Total War: Warhammer II fixed most critics’ complaints about the first game while renewing interest in the new Warhammer fantasy setting. It should be the starting point for any fantasy fan interested in the Total War series since it refines everything about the original release. Just be aware that there is plenty of DLC for this one and most factions will need to be purchased this way.
#7 Total War: Empire – Definitive Edition – 2009
Total War: Empire brings the series into the Age of Enlightenment and the first true 3D naval combat in the series. It offers a pretty serviceable look at how naval combat in the 18th century worked. While the game debuted in 2009, it was spruced up as part of the definitive edition update late last year.
#8 Total War: Warhammer – 2016
Total War: Warhammer was a surprise for fans of the series since it was the first foray into a fantasy world. It’s a serviceable release, even if it is a bit barebones. Plenty of DLC released in 2016 made the game easier to play, but even Creative Assembly felt the need to start over. Warhammer II was released in 2017 and is the better game of the two.
#9 Rome II: Total War – Emperor Edition – 2013
Rome II: Total War was long considered the worst Total War game in the series, but the Emperor Edition re-release has helped a lot. Dynastic politics are still a feature in the series, though none of the supporting systems from Shogun 2 made it through.
Fans also complained that the version of Egypt that appears in Rome 2 appears very cartoonish in nature. Both Rome II and Empire were not well-regarded at release, and later games outshine them.
#10 Total War: Medieval II – Definitive Edition – 2006
Medieval 2: Total War didn’t revolutionize the series, but it did bring a return to pike-and-shot warfare. The recent definitive edition update helped with the aging graphics, but the diplomacy side of the game is severely lacking.
If you prefer to manage your kingdoms as a warlord, you’ll find a lot to like about Medieval 2: Total War. Economic and diplomatic-minded fans were left wanting with this release, though.
#11 Total War Saga: Thrones of Britannia – 2018
Total War Saga: Thrones of Britannia got a lot of flak at release for systems that felt very similar to Total War: Attila. The cities and region devastation introduced for that game are present here, which is the primary reason for that comparison.
Thrones of Britannia is a standalone game with a focus on an entirely new geographical area. Starting in 878 AD, players assume the role of Alfred the Great and his defense at the battle of Edington against the Viking Invasion. Much of the game functions like Total War: Attila, so if you like that game you should follow-up with Thrones of Britannia.
#12 Total War: Three Kingdoms – 2019
The next game from Creative Assembly is Total War: Three Kingdoms. It will be the first time the series has looked at the epic conflict to Unite China during the Three Kingdoms period. Players can choose from 12 legendary warlords and conquer the known world.

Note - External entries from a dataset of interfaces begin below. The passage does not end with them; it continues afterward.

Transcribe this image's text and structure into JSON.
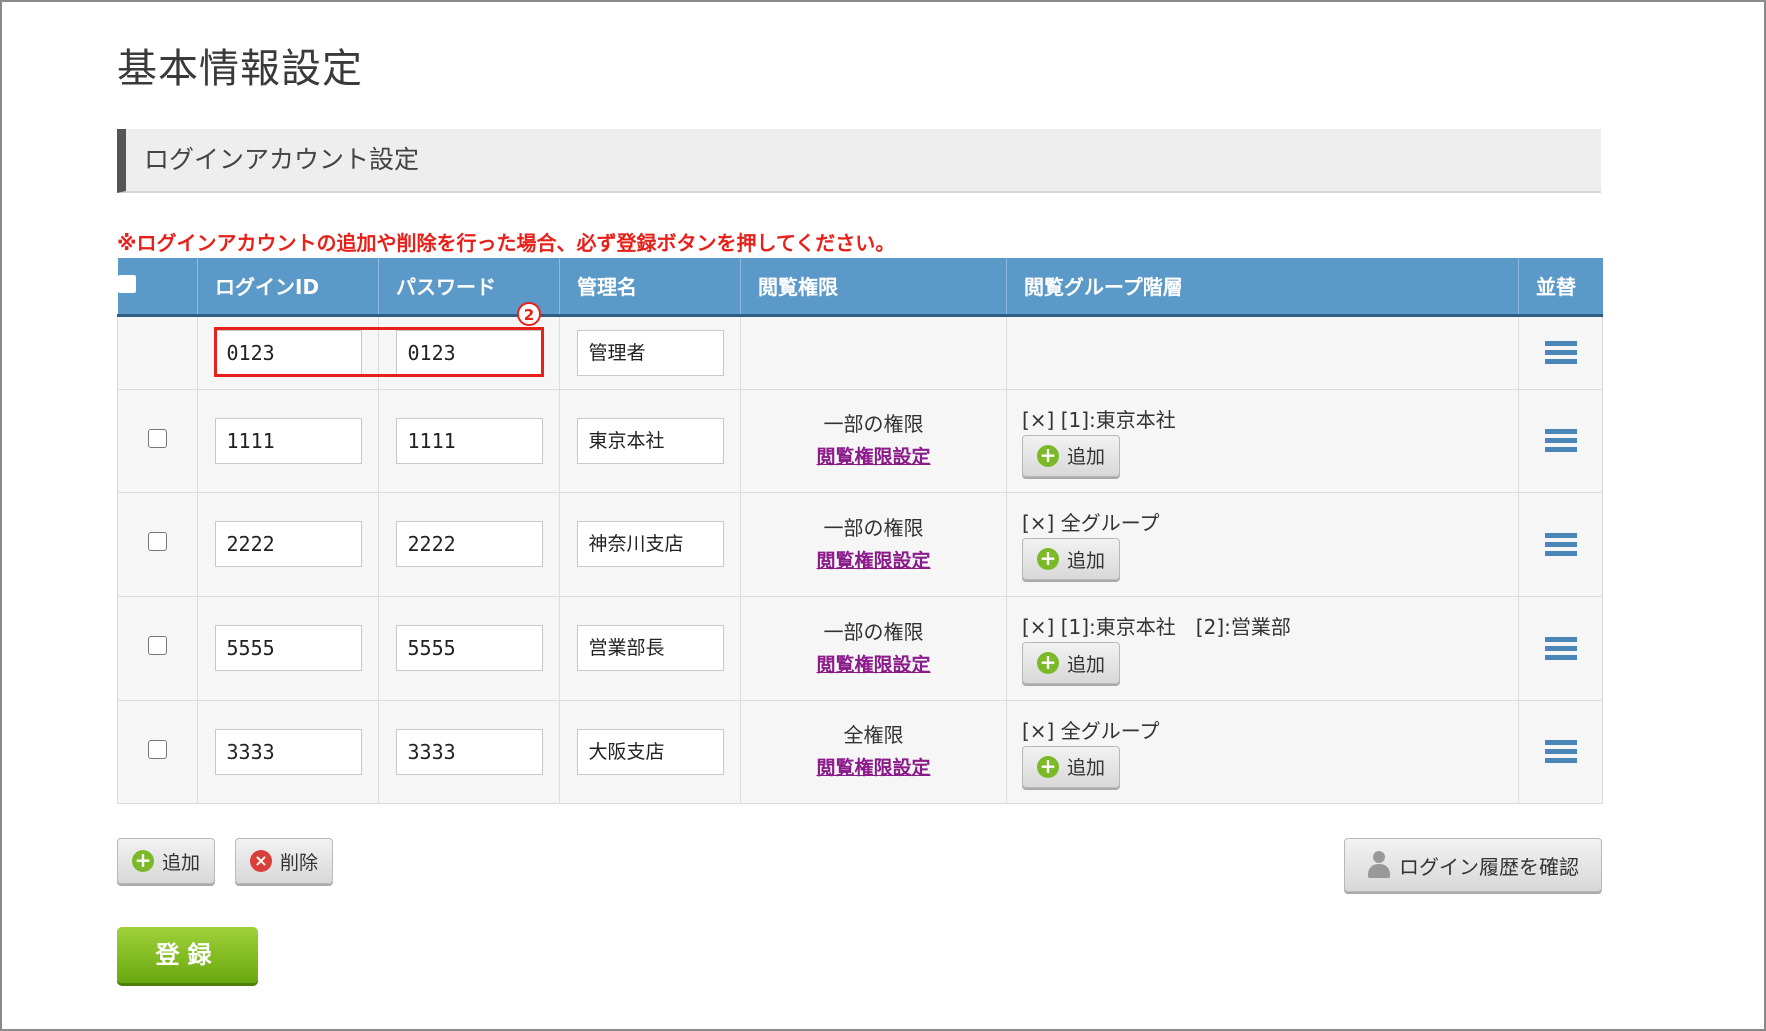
{
  "page_title": "基本情報設定",
  "section_title": "ログインアカウント設定",
  "notice": "※ログインアカウントの追加や削除を行った場合、必ず登録ボタンを押してください。",
  "columns": {
    "login_id": "ログインID",
    "password": "パスワード",
    "admin_name": "管理名",
    "view_permission": "閲覧権限",
    "view_group": "閲覧グループ階層",
    "sort": "並替"
  },
  "badge_number": "2",
  "rows": [
    {
      "login_id": "0123",
      "password": "0123",
      "name": "管理者",
      "permission": "",
      "permission_link": "",
      "groups": "",
      "has_checkbox": false
    },
    {
      "login_id": "1111",
      "password": "1111",
      "name": "東京本社",
      "permission": "一部の権限",
      "permission_link": "閲覧権限設定",
      "groups": "[×] [1]:東京本社",
      "has_checkbox": true
    },
    {
      "login_id": "2222",
      "password": "2222",
      "name": "神奈川支店",
      "permission": "一部の権限",
      "permission_link": "閲覧権限設定",
      "groups": "[×] 全グループ",
      "has_checkbox": true
    },
    {
      "login_id": "5555",
      "password": "5555",
      "name": "営業部長",
      "permission": "一部の権限",
      "permission_link": "閲覧権限設定",
      "groups": "[×] [1]:東京本社　[2]:営業部",
      "has_checkbox": true
    },
    {
      "login_id": "3333",
      "password": "3333",
      "name": "大阪支店",
      "permission": "全権限",
      "permission_link": "閲覧権限設定",
      "groups": "[×] 全グループ",
      "has_checkbox": true
    }
  ],
  "row_add_label": "追加",
  "buttons": {
    "add": "追加",
    "delete": "削除",
    "login_history": "ログイン履歴を確認",
    "submit": "登録"
  },
  "colors": {
    "header_bg": "#5b9ac8",
    "notice_red": "#e8201a",
    "submit_green": "#7cb928",
    "link_purple": "#8b1a8b"
  }
}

Total War: Three Kingdoms was released in 2019. We list this game as #12 in this list not because it’s not good but because we haven’t yet got much feedback for it.

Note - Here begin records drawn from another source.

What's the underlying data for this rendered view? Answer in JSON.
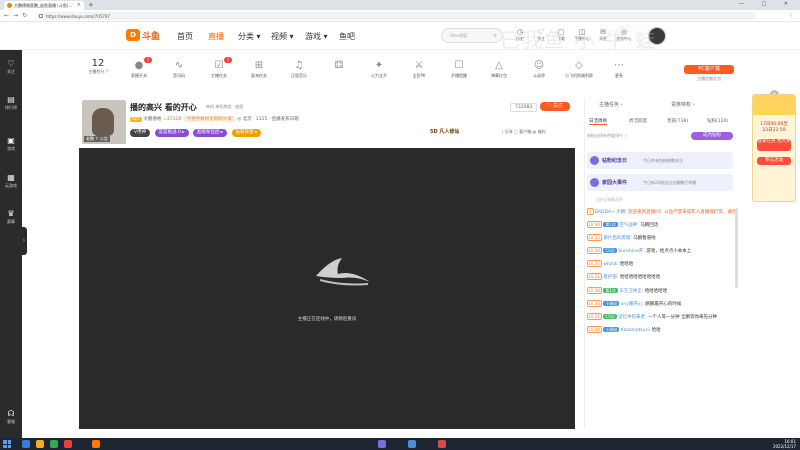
{
  "browser": {
    "tab_title": "大鹏德格医鹏_鲨鱼直播 (斗鱼)...",
    "url": "https://www.douyu.com/705797",
    "controls": [
      "—",
      "□",
      "✕"
    ]
  },
  "header": {
    "logo": "斗鱼",
    "nav": [
      {
        "label": "首页",
        "active": false
      },
      {
        "label": "直播",
        "active": true
      },
      {
        "label": "分类 ▾",
        "active": false
      },
      {
        "label": "视频 ▾",
        "active": false
      },
      {
        "label": "游戏 ▾",
        "active": false
      },
      {
        "label": "鱼吧",
        "active": false
      }
    ],
    "search_placeholder": "dleai搜索",
    "icons": [
      {
        "glyph": "◷",
        "label": "历史"
      },
      {
        "glyph": "♡",
        "label": "关注"
      },
      {
        "glyph": "▢",
        "label": "下载"
      },
      {
        "glyph": "◫",
        "label": "手播中心"
      },
      {
        "glyph": "✉",
        "label": "消息"
      },
      {
        "glyph": "◎",
        "label": "创作中心"
      }
    ],
    "watermark": "已我鱼 小 牛 蛙"
  },
  "sidebar": {
    "items": [
      {
        "icon": "♡",
        "label": "关注"
      },
      {
        "icon": "▤",
        "label": "排行榜"
      },
      {
        "icon": "▣",
        "label": "游戏"
      },
      {
        "icon": "▦",
        "label": "云游戏"
      },
      {
        "icon": "♛",
        "label": "赛事"
      },
      {
        "icon": "☊",
        "label": "客服"
      }
    ],
    "toggle": "›"
  },
  "featbar": {
    "level_number": "12",
    "level_label": "主播积分 ?",
    "items": [
      {
        "icon": "●",
        "label": "直播开关",
        "badge": "1"
      },
      {
        "icon": "∿",
        "label": "音讯码",
        "badge": ""
      },
      {
        "icon": "☑",
        "label": "主播任务",
        "badge": "1"
      },
      {
        "icon": "⊞",
        "label": "星海任务",
        "badge": ""
      },
      {
        "icon": "♫",
        "label": "正版音乐",
        "badge": ""
      },
      {
        "icon": "⚃",
        "label": "",
        "badge": ""
      },
      {
        "icon": "✦",
        "label": "火力全开",
        "badge": ""
      },
      {
        "icon": "⚔",
        "label": "全民PK",
        "badge": ""
      },
      {
        "icon": "☐",
        "label": "开播提醒",
        "badge": ""
      },
      {
        "icon": "△",
        "label": "弹幕红包",
        "badge": ""
      },
      {
        "icon": "☺",
        "label": "斗幼停",
        "badge": ""
      },
      {
        "icon": "◇",
        "label": "小飞机到福利群",
        "badge": ""
      },
      {
        "icon": "⋯",
        "label": "更多",
        "badge": ""
      }
    ],
    "pc_client": "PC客户端",
    "pc_client_sub": "主播定制礼包"
  },
  "room": {
    "title": "播的高兴 看的开心",
    "category": "单机  单机热游 · 旅游",
    "level": "LV1",
    "anchor_name": "大鹏德格",
    "hot_count": "37118",
    "tag": "\"手把手教你无限制大冒\"",
    "location": "◎ 北京 · 1315  · 直播发布日期",
    "avatar_caption": "老鹏 ↑ 公告",
    "badges": [
      "V用神",
      "篮篮挑战 0 ▸",
      "超级粉丝团 ▸",
      "钻粉获客 ▸"
    ],
    "sponsor": "5D 凡人修仙",
    "actions": "⟨ 分享   ▢ 客户端   ▤ 福利",
    "follow_count": "732083",
    "follow_label": "♡ 关注"
  },
  "player": {
    "message": "主播正在连线中，请稍后重试"
  },
  "right_panel": {
    "tabs": [
      "主播任务 ›",
      "贵族特权 ›"
    ],
    "sub_tabs": [
      "日活周榜",
      "周活跃度",
      "贵族(738)",
      "钻粉(120)"
    ],
    "desc": "按粉丝榜亲密度排行 ⓘ",
    "join_button": "成为钻粉",
    "events": [
      {
        "title": "钻粉纪念日",
        "desc": "今日共有钻粉被鹏关注"
      },
      {
        "title": "家园大事件",
        "desc": "今日有20粉丝出去踢鹏打鸡粮"
      }
    ],
    "notice": "当前无弹幕消息"
  },
  "chat": [
    {
      "level": "1",
      "fan": "",
      "user": "BADDA~ 大鹏:",
      "text": "欢迎来到直播间！斗鱼严禁未成年人直播或打赏，请勿相信任何刷卡、中奖等骗局。",
      "sys": true
    },
    {
      "level": "LV 36",
      "fan": "第1次",
      "user": "空气战神:",
      "text": "马鹏回话",
      "sys": false
    },
    {
      "level": "LV 33",
      "fan": "",
      "user": "斯片后的黑暗:",
      "text": "马鹏暂悬啦",
      "sys": false
    },
    {
      "level": "LV 26",
      "fan": "CS功",
      "user": "Sunshine开:",
      "text": "游戏，给点点小本本上",
      "sys": false
    },
    {
      "level": "LV 32",
      "fan": "",
      "user": "whzut:",
      "text": "哈哈哈",
      "sys": false
    },
    {
      "level": "LV 21",
      "fan": "",
      "user": "客护部:",
      "text": "哈哈哈哈哈哈哈哈哈",
      "sys": false
    },
    {
      "level": "LV 36",
      "fan": "第1次",
      "user": "东方卫休正:",
      "text": "哈哈哈哈哈",
      "sys": false
    },
    {
      "level": "LV 33",
      "fan": "小周娃",
      "user": "xny鹏开心:",
      "text": "鹏鹏最开心的时候",
      "sys": false
    },
    {
      "level": "LV 21",
      "fan": "CS功",
      "user": "记忆中的朱老:",
      "text": "一个人等一分钟 全鹏等你来先分钟",
      "sys": false
    },
    {
      "level": "LV 38",
      "fan": "小周娃",
      "user": "Kazamatsuri:",
      "text": "哈哈",
      "sys": false
    }
  ],
  "promo": {
    "line1": "17日00:00至",
    "line2": "23日23:59",
    "button1": "登录任务 抢大奖",
    "button2": "参与活动",
    "close": "×"
  },
  "taskbar": {
    "time": "16:01",
    "date": "2022/12/17"
  }
}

bloody battles in Napoleon? there’s quite literally no blood. Which is very lame